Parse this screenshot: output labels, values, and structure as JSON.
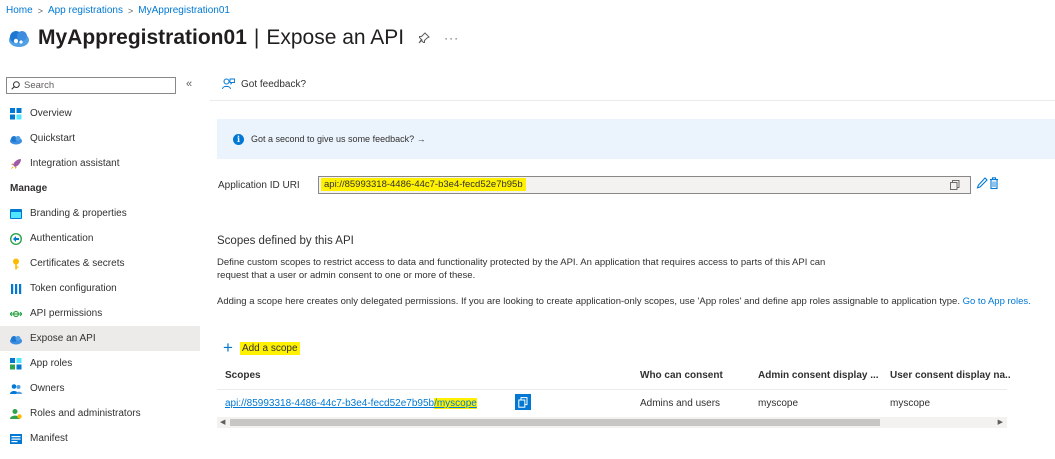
{
  "breadcrumb": {
    "items": [
      "Home",
      "App registrations",
      "MyAppregistration01"
    ],
    "separator": ">"
  },
  "header": {
    "app_name": "MyAppregistration01",
    "divider": "|",
    "page": "Expose an API",
    "pin_icon": "pin-icon",
    "more": "···"
  },
  "sidebar": {
    "search_placeholder": "Search",
    "collapse_glyph": "«",
    "items_top": [
      {
        "label": "Overview",
        "icon": "overview-icon"
      },
      {
        "label": "Quickstart",
        "icon": "quickstart-icon"
      },
      {
        "label": "Integration assistant",
        "icon": "rocket-icon"
      }
    ],
    "section_label": "Manage",
    "items_manage": [
      {
        "label": "Branding & properties",
        "icon": "branding-icon"
      },
      {
        "label": "Authentication",
        "icon": "authentication-icon"
      },
      {
        "label": "Certificates & secrets",
        "icon": "key-icon"
      },
      {
        "label": "Token configuration",
        "icon": "token-icon"
      },
      {
        "label": "API permissions",
        "icon": "api-permissions-icon"
      },
      {
        "label": "Expose an API",
        "icon": "cloud-icon",
        "active": true
      },
      {
        "label": "App roles",
        "icon": "app-roles-icon"
      },
      {
        "label": "Owners",
        "icon": "owners-icon"
      },
      {
        "label": "Roles and administrators",
        "icon": "roles-icon"
      },
      {
        "label": "Manifest",
        "icon": "manifest-icon"
      }
    ]
  },
  "toolbar": {
    "feedback_label": "Got feedback?"
  },
  "banner": {
    "text": "Got a second to give us some feedback? →"
  },
  "application_id": {
    "label": "Application ID URI",
    "value": "api://85993318-4486-44c7-b3e4-fecd52e7b95b"
  },
  "scopes_section": {
    "heading": "Scopes defined by this API",
    "description_1": "Define custom scopes to restrict access to data and functionality protected by the API. An application that requires access to parts of this API can request that a user or admin consent to one or more of these.",
    "description_2_prefix": "Adding a scope here creates only delegated permissions. If you are looking to create application-only scopes, use 'App roles' and define app roles assignable to application type.",
    "description_2_link": "Go to App roles.",
    "add_scope_label": "Add a scope"
  },
  "table": {
    "headers": [
      "Scopes",
      "Who can consent",
      "Admin consent display ...",
      "User consent display na.."
    ],
    "rows": [
      {
        "scope_prefix": "api://85993318-4486-44c7-b3e4-fecd52e7b95b",
        "scope_suffix": "/myscope",
        "who": "Admins and users",
        "admin_display": "myscope",
        "user_display": "myscope"
      }
    ]
  },
  "colors": {
    "accent": "#0078d4",
    "highlight": "#fff100",
    "banner_bg": "#ebf3fc",
    "active_nav": "#edebe9"
  }
}
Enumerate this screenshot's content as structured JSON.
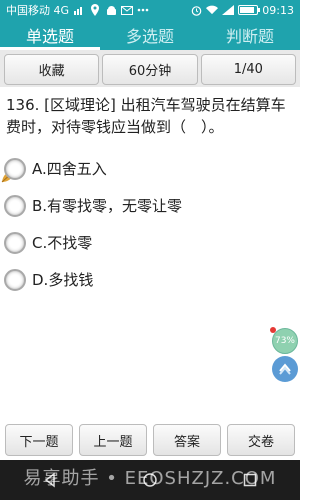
{
  "status_bar": {
    "carrier": "中国移动 4G",
    "time": "09:13",
    "battery_level": 0.9,
    "icons": [
      "signal-icon",
      "location-icon",
      "android-icon",
      "mail-icon",
      "more-icon",
      "alarm-icon",
      "wifi-icon",
      "cell-signal-icon",
      "battery-icon"
    ]
  },
  "tabs": [
    {
      "label": "单选题",
      "active": true
    },
    {
      "label": "多选题",
      "active": false
    },
    {
      "label": "判断题",
      "active": false
    }
  ],
  "toolbar": {
    "favorite_label": "收藏",
    "timer_label": "60分钟",
    "progress_label": "1/40"
  },
  "question": {
    "text": "136. [区域理论] 出租汽车驾驶员在结算车费时，对待零钱应当做到（　）。"
  },
  "options": [
    {
      "label": "A.四舍五入"
    },
    {
      "label": "B.有零找零，无零让零"
    },
    {
      "label": "C.不找零"
    },
    {
      "label": "D.多找钱"
    }
  ],
  "floating": {
    "speed_percent": "73%"
  },
  "bottom_buttons": {
    "prev_next": "下一题",
    "prev": "上一题",
    "answer": "答案",
    "submit": "交卷"
  },
  "watermark": "易享助手 • EEOSHZJZ.COM",
  "colors": {
    "accent": "#1fa3ad"
  }
}
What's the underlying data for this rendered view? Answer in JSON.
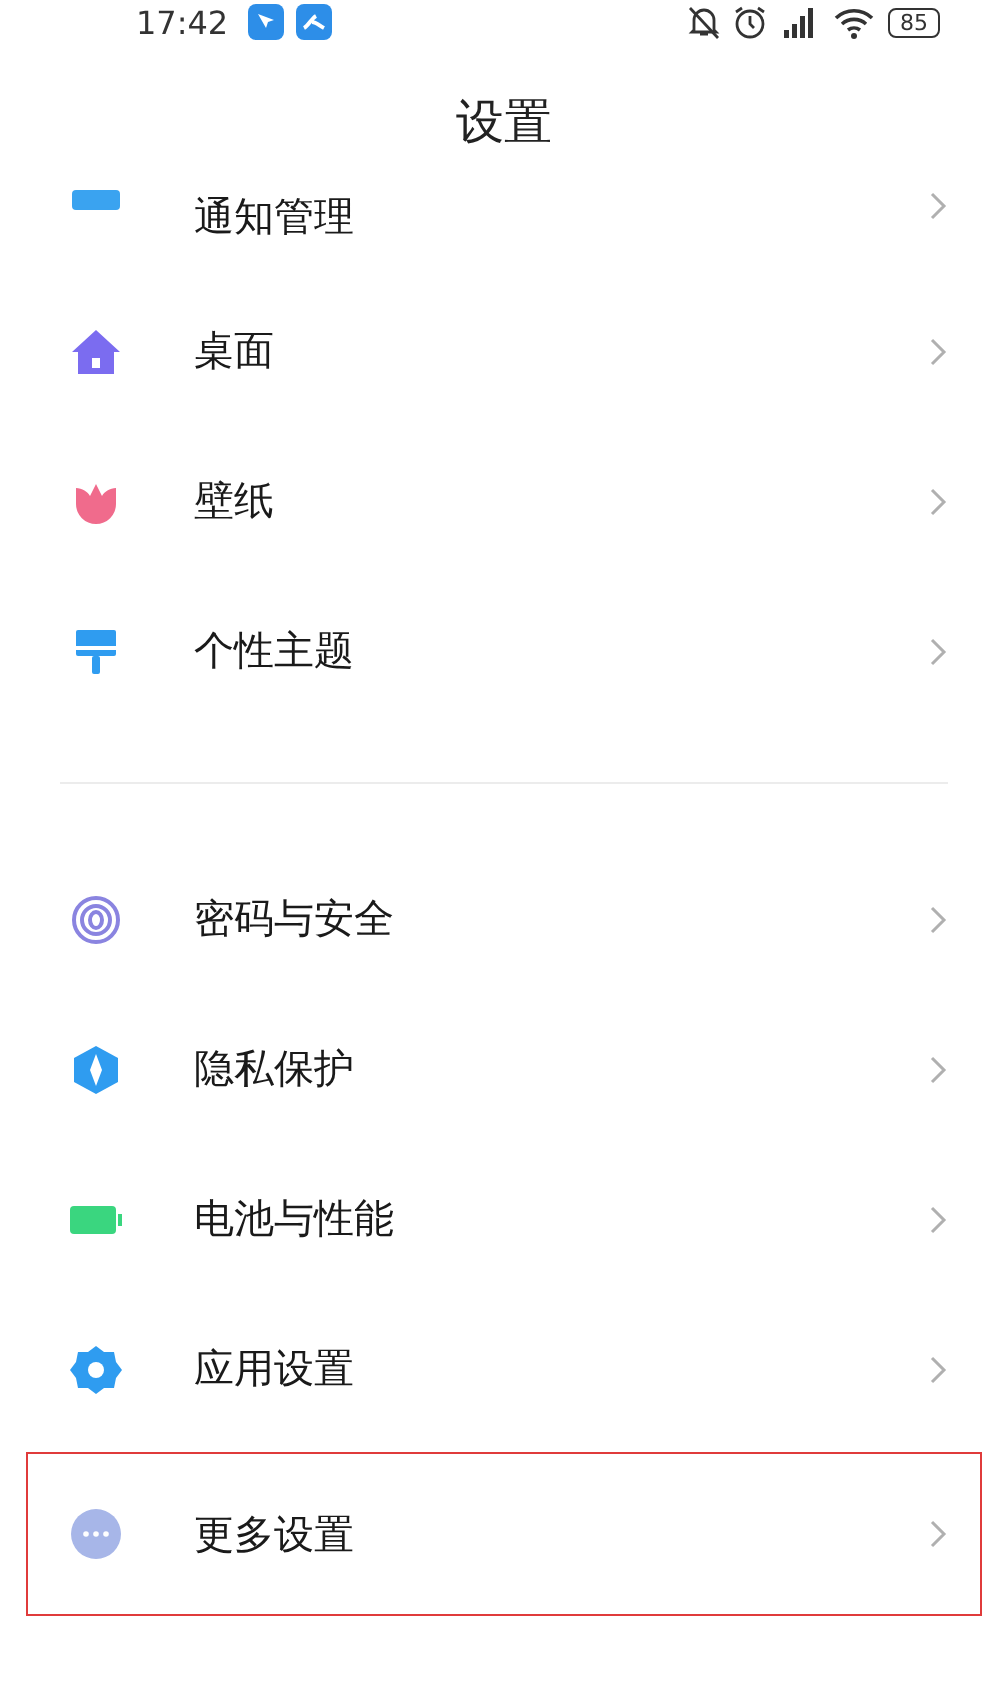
{
  "status_bar": {
    "time": "17:42",
    "battery": "85"
  },
  "header": {
    "title": "设置"
  },
  "groups": [
    {
      "items": [
        {
          "kind": "bar",
          "label": "通知管理",
          "highlighted": false
        },
        {
          "kind": "home",
          "label": "桌面",
          "highlighted": false
        },
        {
          "kind": "tulip",
          "label": "壁纸",
          "highlighted": false
        },
        {
          "kind": "brush",
          "label": "个性主题",
          "highlighted": false
        }
      ]
    },
    {
      "items": [
        {
          "kind": "fingerprint",
          "label": "密码与安全",
          "highlighted": false
        },
        {
          "kind": "shield",
          "label": "隐私保护",
          "highlighted": false
        },
        {
          "kind": "battery",
          "label": "电池与性能",
          "highlighted": false
        },
        {
          "kind": "gear",
          "label": "应用设置",
          "highlighted": false
        },
        {
          "kind": "dots",
          "label": "更多设置",
          "highlighted": true
        }
      ]
    }
  ]
}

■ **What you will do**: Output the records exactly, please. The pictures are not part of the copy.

■ **Result**:
Parse this screenshot: output labels, values, and structure as JSON.
{
  "breadcrumb": {
    "items": [
      "Home",
      "App registrations",
      "MyAppregistration01"
    ],
    "separator": ">"
  },
  "header": {
    "app_name": "MyAppregistration01",
    "divider": "|",
    "page": "Expose an API",
    "pin_icon": "pin-icon",
    "more": "···"
  },
  "sidebar": {
    "search_placeholder": "Search",
    "collapse_glyph": "«",
    "items_top": [
      {
        "label": "Overview",
        "icon": "overview-icon"
      },
      {
        "label": "Quickstart",
        "icon": "quickstart-icon"
      },
      {
        "label": "Integration assistant",
        "icon": "rocket-icon"
      }
    ],
    "section_label": "Manage",
    "items_manage": [
      {
        "label": "Branding & properties",
        "icon": "branding-icon"
      },
      {
        "label": "Authentication",
        "icon": "authentication-icon"
      },
      {
        "label": "Certificates & secrets",
        "icon": "key-icon"
      },
      {
        "label": "Token configuration",
        "icon": "token-icon"
      },
      {
        "label": "API permissions",
        "icon": "api-permissions-icon"
      },
      {
        "label": "Expose an API",
        "icon": "cloud-icon",
        "active": true
      },
      {
        "label": "App roles",
        "icon": "app-roles-icon"
      },
      {
        "label": "Owners",
        "icon": "owners-icon"
      },
      {
        "label": "Roles and administrators",
        "icon": "roles-icon"
      },
      {
        "label": "Manifest",
        "icon": "manifest-icon"
      }
    ]
  },
  "toolbar": {
    "feedback_label": "Got feedback?"
  },
  "banner": {
    "text": "Got a second to give us some feedback? →"
  },
  "application_id": {
    "label": "Application ID URI",
    "value": "api://85993318-4486-44c7-b3e4-fecd52e7b95b"
  },
  "scopes_section": {
    "heading": "Scopes defined by this API",
    "description_1": "Define custom scopes to restrict access to data and functionality protected by the API. An application that requires access to parts of this API can request that a user or admin consent to one or more of these.",
    "description_2_prefix": "Adding a scope here creates only delegated permissions. If you are looking to create application-only scopes, use 'App roles' and define app roles assignable to application type.",
    "description_2_link": "Go to App roles.",
    "add_scope_label": "Add a scope"
  },
  "table": {
    "headers": [
      "Scopes",
      "Who can consent",
      "Admin consent display ...",
      "User consent display na.."
    ],
    "rows": [
      {
        "scope_prefix": "api://85993318-4486-44c7-b3e4-fecd52e7b95b",
        "scope_suffix": "/myscope",
        "who": "Admins and users",
        "admin_display": "myscope",
        "user_display": "myscope"
      }
    ]
  },
  "colors": {
    "accent": "#0078d4",
    "highlight": "#fff100",
    "banner_bg": "#ebf3fc",
    "active_nav": "#edebe9"
  }
}
Enumerate this screenshot's content as structured JSON.
{
  "status_bar": {
    "carrier": "中国移动 4G",
    "time": "09:13",
    "battery_level": 0.9,
    "icons": [
      "signal-icon",
      "location-icon",
      "android-icon",
      "mail-icon",
      "more-icon",
      "alarm-icon",
      "wifi-icon",
      "cell-signal-icon",
      "battery-icon"
    ]
  },
  "tabs": [
    {
      "label": "单选题",
      "active": true
    },
    {
      "label": "多选题",
      "active": false
    },
    {
      "label": "判断题",
      "active": false
    }
  ],
  "toolbar": {
    "favorite_label": "收藏",
    "timer_label": "60分钟",
    "progress_label": "1/40"
  },
  "question": {
    "text": "136. [区域理论] 出租汽车驾驶员在结算车费时，对待零钱应当做到（　）。"
  },
  "options": [
    {
      "label": "A.四舍五入"
    },
    {
      "label": "B.有零找零，无零让零"
    },
    {
      "label": "C.不找零"
    },
    {
      "label": "D.多找钱"
    }
  ],
  "floating": {
    "speed_percent": "73%"
  },
  "bottom_buttons": {
    "prev_next": "下一题",
    "prev": "上一题",
    "answer": "答案",
    "submit": "交卷"
  },
  "watermark": "易享助手 • EEOSHZJZ.COM",
  "colors": {
    "accent": "#1fa3ad"
  }
}
What's the underlying data for this rendered view? Answer in JSON.
{
  "status_bar": {
    "time": "17:42",
    "battery": "85"
  },
  "header": {
    "title": "设置"
  },
  "groups": [
    {
      "items": [
        {
          "kind": "bar",
          "label": "通知管理",
          "highlighted": false
        },
        {
          "kind": "home",
          "label": "桌面",
          "highlighted": false
        },
        {
          "kind": "tulip",
          "label": "壁纸",
          "highlighted": false
        },
        {
          "kind": "brush",
          "label": "个性主题",
          "highlighted": false
        }
      ]
    },
    {
      "items": [
        {
          "kind": "fingerprint",
          "label": "密码与安全",
          "highlighted": false
        },
        {
          "kind": "shield",
          "label": "隐私保护",
          "highlighted": false
        },
        {
          "kind": "battery",
          "label": "电池与性能",
          "highlighted": false
        },
        {
          "kind": "gear",
          "label": "应用设置",
          "highlighted": false
        },
        {
          "kind": "dots",
          "label": "更多设置",
          "highlighted": true
        }
      ]
    }
  ]
}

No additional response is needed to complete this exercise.